Fones-Wolf, Elizabeth. Waves of Opposition: Labor and the Struggle for Democratic Radio. Urbana: University of Illinois Press, 2006.

Godfried, Nathan. “Struggling Over Politics and Culture: Organized Labor and Radio Station WEVD During the 1930s,” Labor History 42, no. 2 (2001): 347-369.

Godfried, Nathan. WCFL: Chicago’s Voice of Labor, 1926-78. Urbana: University of Illinois Press, 1997.

Hill, Harold E. The National Association of Educational Broadcasters: A History. Urbana: NAEB, 1954.

Lichtenstein, Nelson. State of the Union: A Century of American Labor. Princeton: Princeton University Press, 2002.

Lichtenstein, Nelson. “The Unions’ Retreat in the Postwar Era.” In Major Problems in the History of American Workers, edited by Eileen Boris and Nelson Lichtenstein, 384-396. Boston: Wadsworth, 2003.

McChesney, Robert W. Telecommunications, Mass Media, and Democracy: The Battle for the Control of U.S. Broadcasting, 1928-1935. New York: Oxford University Press, 1993.

Allison Perlman is an Associate Professor in the Departments of History and Film and Media Studies at the University of California, Irvine. She is the author of Public Interests: Media Advocacy and Struggles Over US Television (Rutgers UP, 2016), which won the Outstanding Book Prize from the Popular Culture Division of the International Communication Association. She is currently writing a history of National Educational Television (NET). In addition, she and Josh Shepperd are currently revising The History of Public Broadcasting for the Corporation of Public Broadcasting.
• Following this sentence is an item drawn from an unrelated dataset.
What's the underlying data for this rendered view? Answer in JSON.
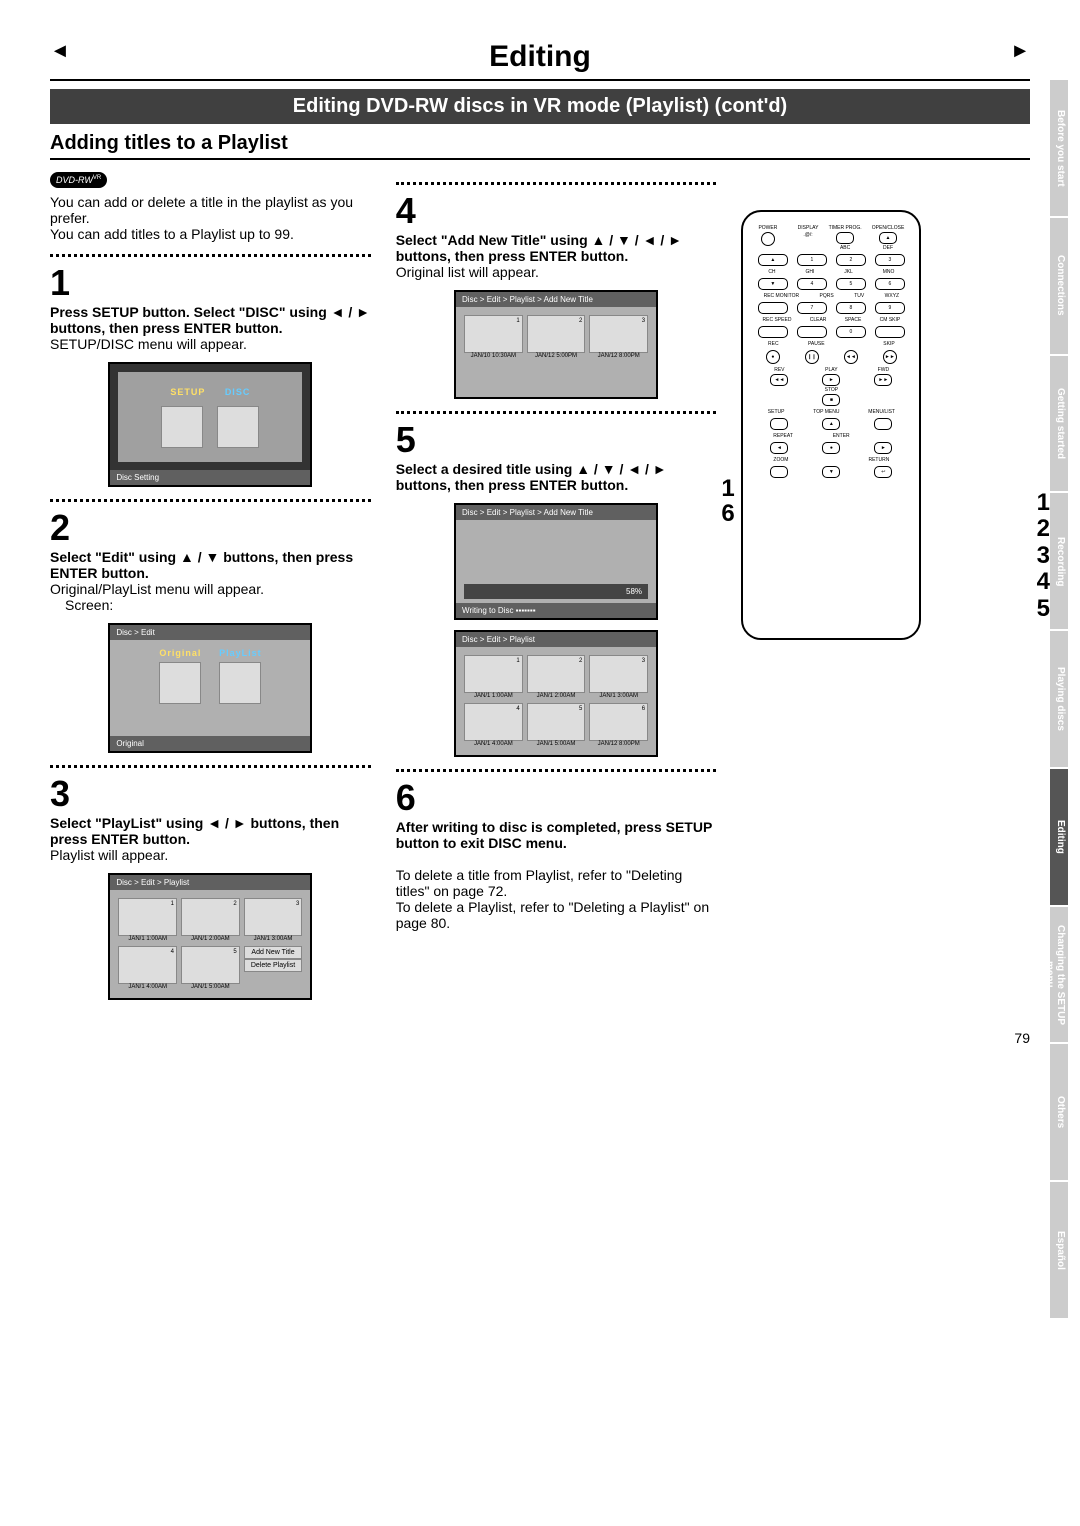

She has served in leadership roles for the Library of Congress’ Radio Preservation Task Force and currently is the co-chair of the Scholars Advisory Committee for the American Archive for Public Broadcasting.

Portrait of Morris Novik at the head of a Broadcasting Magazine piece entitled ‘Labor Turns to Radio.' [Read the entire piece at the *Unlocking the Airwave*s website](/document/naeb-b067-f02/#159).

Portrait of Morris Novik at the head of a Broadcasting Magazine piece entitled ‘Labor Turns to Radio.' Read the entire piece at the Unlocking the Airwaves website.

Morris Novik and the WNYC election night news team circa 1941. Photo courtesy of WNYC Archive Collections, from the feature piece "[Morris S. Novik: Public Radio Pioneer](https://www.wnyc.org/story/218821-morris-s-novik-public-radio-pioneer/)."

Morris Novik and the WNYC election night news team circa 1941. Photo courtesy of WNYC Archive Collections, from the feature piece "Morris S. Novik: Public Radio Pioneer."